### Activity
Wherever the string "Great" occurs in a line of these records, report that line.

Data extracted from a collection

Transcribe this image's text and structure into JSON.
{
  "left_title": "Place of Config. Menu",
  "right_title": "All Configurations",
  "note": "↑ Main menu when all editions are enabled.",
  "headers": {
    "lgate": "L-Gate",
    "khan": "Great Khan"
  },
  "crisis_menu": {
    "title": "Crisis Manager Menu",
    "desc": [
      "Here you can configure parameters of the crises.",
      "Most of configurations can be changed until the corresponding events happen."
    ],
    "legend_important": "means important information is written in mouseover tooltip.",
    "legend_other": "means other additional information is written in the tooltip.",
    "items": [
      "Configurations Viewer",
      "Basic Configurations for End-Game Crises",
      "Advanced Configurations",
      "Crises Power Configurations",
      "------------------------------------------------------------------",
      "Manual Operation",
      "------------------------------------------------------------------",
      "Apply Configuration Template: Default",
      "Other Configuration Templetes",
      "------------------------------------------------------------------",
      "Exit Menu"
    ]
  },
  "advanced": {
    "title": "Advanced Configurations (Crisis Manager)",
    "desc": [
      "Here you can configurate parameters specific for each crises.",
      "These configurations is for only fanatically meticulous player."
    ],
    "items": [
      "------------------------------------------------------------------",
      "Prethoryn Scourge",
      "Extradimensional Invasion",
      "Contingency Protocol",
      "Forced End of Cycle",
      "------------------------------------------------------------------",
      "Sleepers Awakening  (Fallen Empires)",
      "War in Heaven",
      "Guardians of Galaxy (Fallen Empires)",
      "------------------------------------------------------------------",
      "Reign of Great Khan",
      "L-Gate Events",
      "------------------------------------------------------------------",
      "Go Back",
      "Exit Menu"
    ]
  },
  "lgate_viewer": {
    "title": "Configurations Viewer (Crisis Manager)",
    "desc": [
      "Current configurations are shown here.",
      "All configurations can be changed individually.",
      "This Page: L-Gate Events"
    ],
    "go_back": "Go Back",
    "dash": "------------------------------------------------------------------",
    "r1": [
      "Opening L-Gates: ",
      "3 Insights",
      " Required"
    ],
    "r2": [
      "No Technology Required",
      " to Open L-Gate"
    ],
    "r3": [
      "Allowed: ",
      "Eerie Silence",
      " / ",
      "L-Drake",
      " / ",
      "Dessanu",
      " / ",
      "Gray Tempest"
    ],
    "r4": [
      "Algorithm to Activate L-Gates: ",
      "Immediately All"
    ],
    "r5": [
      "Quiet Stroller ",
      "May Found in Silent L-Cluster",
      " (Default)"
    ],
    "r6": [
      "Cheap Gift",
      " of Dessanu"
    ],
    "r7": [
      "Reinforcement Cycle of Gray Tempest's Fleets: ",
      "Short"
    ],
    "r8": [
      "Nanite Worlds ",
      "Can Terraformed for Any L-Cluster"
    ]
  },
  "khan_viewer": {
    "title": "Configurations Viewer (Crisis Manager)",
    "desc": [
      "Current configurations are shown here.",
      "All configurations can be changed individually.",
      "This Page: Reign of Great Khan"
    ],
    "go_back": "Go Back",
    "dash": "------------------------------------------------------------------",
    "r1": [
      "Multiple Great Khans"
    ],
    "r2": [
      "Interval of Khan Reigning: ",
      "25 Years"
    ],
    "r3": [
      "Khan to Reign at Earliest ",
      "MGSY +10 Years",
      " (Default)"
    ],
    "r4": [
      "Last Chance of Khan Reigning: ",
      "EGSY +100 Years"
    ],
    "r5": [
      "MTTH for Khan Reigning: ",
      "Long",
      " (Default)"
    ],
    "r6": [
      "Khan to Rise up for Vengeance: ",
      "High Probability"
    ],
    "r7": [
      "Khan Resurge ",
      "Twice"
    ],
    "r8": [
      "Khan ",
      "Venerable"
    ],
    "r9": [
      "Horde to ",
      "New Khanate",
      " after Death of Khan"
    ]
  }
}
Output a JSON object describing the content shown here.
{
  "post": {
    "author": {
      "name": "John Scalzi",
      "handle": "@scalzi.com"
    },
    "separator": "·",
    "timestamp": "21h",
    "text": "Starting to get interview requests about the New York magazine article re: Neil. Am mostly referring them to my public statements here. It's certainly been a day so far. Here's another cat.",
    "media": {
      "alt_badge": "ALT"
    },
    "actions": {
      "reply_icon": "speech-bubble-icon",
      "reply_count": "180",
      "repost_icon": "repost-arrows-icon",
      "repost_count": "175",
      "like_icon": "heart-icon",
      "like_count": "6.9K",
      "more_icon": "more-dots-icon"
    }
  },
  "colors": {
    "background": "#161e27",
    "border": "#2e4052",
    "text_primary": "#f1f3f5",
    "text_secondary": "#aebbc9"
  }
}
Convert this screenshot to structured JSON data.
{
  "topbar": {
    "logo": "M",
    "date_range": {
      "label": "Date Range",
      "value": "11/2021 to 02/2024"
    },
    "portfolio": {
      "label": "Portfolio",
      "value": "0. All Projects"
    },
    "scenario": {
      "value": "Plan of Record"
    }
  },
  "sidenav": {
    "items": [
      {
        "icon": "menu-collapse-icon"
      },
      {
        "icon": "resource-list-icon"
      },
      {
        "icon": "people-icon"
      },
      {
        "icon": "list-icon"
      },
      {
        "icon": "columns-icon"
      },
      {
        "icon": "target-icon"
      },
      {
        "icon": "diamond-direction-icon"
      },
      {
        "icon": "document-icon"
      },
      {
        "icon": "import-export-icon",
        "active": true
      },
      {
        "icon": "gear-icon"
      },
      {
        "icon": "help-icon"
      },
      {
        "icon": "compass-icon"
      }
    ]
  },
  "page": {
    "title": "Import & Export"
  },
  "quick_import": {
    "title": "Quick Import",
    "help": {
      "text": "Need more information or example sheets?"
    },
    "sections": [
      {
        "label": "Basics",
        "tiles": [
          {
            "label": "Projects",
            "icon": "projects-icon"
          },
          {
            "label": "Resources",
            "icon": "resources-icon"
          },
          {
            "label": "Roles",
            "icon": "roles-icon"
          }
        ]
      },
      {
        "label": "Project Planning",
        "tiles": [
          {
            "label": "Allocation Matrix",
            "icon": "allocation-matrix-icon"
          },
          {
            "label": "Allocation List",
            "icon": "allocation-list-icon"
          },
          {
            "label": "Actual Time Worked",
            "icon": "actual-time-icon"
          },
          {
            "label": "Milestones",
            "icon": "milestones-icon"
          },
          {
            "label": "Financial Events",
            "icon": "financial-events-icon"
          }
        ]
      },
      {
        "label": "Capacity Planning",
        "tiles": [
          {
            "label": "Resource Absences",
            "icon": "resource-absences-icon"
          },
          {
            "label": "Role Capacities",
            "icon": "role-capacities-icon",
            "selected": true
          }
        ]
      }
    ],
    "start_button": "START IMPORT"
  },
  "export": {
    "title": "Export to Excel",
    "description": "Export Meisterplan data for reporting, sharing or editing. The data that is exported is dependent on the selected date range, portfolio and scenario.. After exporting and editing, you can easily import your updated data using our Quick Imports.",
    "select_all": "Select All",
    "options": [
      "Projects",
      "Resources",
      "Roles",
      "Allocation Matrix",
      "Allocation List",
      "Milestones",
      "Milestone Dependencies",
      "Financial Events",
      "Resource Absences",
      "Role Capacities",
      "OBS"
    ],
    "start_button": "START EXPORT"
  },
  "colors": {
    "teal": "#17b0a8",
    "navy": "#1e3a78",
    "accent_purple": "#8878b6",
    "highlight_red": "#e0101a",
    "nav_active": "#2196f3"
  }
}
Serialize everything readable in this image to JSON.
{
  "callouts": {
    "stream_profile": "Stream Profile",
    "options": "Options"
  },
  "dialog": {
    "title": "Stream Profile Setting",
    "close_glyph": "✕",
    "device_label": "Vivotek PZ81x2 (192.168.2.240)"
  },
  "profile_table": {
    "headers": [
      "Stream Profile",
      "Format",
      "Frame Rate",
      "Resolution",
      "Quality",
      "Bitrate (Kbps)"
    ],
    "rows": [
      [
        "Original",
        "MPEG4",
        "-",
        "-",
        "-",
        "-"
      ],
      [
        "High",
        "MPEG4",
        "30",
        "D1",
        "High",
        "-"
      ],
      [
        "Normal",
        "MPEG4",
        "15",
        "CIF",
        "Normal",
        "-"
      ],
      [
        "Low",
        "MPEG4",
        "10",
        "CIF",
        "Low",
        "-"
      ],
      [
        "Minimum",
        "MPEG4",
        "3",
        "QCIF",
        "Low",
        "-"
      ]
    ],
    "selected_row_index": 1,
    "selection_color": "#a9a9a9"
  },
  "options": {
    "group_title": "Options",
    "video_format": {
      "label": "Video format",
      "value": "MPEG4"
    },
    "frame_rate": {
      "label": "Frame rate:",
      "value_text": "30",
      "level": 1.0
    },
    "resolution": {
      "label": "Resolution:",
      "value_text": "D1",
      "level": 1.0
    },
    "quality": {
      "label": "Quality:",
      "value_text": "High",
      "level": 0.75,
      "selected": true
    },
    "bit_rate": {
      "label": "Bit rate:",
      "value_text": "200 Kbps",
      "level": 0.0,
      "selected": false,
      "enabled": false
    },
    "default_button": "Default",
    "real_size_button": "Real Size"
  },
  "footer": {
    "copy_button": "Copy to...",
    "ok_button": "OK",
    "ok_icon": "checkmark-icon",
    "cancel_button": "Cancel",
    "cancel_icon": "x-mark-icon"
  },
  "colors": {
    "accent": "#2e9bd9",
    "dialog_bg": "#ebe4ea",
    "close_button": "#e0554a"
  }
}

### Your response
    "khan": "Great Khan"
      "Reign of Great Khan",
      "This Page: Reign of Great Khan"
      "Multiple Great Khans"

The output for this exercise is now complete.